Go through the entries below and report how many lines contain the string "USDT". Nothing but the number is wanted.

-- Opening Marker --

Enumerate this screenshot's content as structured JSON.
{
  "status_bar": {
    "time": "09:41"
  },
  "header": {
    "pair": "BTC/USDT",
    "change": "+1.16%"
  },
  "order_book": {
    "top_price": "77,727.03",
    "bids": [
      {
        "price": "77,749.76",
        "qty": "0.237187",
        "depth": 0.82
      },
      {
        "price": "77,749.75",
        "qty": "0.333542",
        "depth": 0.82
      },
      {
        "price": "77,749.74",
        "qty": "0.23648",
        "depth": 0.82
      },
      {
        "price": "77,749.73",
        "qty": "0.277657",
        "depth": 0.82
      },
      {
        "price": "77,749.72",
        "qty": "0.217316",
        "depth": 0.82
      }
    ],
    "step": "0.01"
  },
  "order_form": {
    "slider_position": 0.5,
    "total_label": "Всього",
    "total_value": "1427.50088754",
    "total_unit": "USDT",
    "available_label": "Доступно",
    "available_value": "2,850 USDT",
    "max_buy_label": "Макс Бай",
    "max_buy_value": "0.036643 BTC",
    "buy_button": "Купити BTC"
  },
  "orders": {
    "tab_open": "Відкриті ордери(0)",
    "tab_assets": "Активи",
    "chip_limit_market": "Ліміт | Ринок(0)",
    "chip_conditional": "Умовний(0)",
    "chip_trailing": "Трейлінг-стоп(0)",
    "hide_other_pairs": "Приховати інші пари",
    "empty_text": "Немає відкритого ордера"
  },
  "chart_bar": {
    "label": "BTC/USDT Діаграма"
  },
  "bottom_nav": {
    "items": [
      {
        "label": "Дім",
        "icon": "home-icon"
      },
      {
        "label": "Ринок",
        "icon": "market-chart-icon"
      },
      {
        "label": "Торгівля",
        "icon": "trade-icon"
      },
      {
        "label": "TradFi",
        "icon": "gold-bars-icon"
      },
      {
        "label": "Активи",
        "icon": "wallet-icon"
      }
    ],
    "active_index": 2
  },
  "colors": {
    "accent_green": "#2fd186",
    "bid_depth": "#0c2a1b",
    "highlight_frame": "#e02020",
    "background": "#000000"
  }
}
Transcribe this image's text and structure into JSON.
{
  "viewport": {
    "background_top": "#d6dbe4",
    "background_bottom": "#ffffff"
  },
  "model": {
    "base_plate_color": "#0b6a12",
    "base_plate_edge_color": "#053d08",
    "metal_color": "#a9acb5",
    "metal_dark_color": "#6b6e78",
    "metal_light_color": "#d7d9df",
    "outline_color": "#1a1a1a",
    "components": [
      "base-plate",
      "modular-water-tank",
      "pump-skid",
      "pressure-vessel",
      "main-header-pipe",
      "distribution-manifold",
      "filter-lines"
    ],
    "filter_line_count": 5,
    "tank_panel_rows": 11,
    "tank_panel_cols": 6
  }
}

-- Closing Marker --

[Written solution]
4